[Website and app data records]

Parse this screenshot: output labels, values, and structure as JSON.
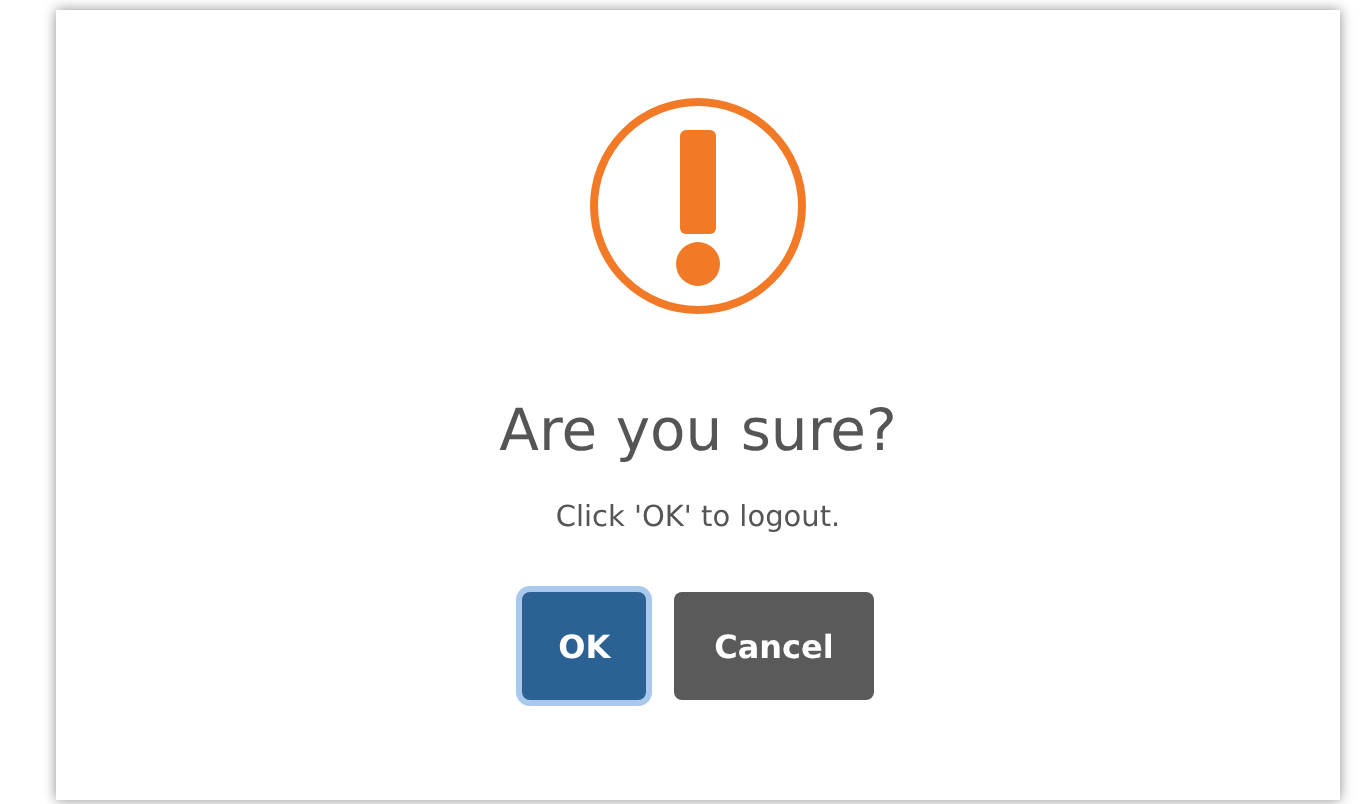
{
  "dialog": {
    "title": "Are you sure?",
    "message": "Click 'OK' to logout.",
    "buttons": [
      {
        "label": "OK",
        "kind": "confirm",
        "focused": true
      },
      {
        "label": "Cancel",
        "kind": "cancel",
        "focused": false
      }
    ]
  }
}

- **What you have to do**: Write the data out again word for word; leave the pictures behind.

- **Exercise response**:
Parse this screenshot: output labels, values, and structure as JSON.
{
  "dialog": {
    "title": "Are you sure?",
    "message": "Click 'OK' to logout.",
    "buttons": [
      {
        "label": "OK",
        "kind": "confirm",
        "focused": true
      },
      {
        "label": "Cancel",
        "kind": "cancel",
        "focused": false
      }
    ]
  }
}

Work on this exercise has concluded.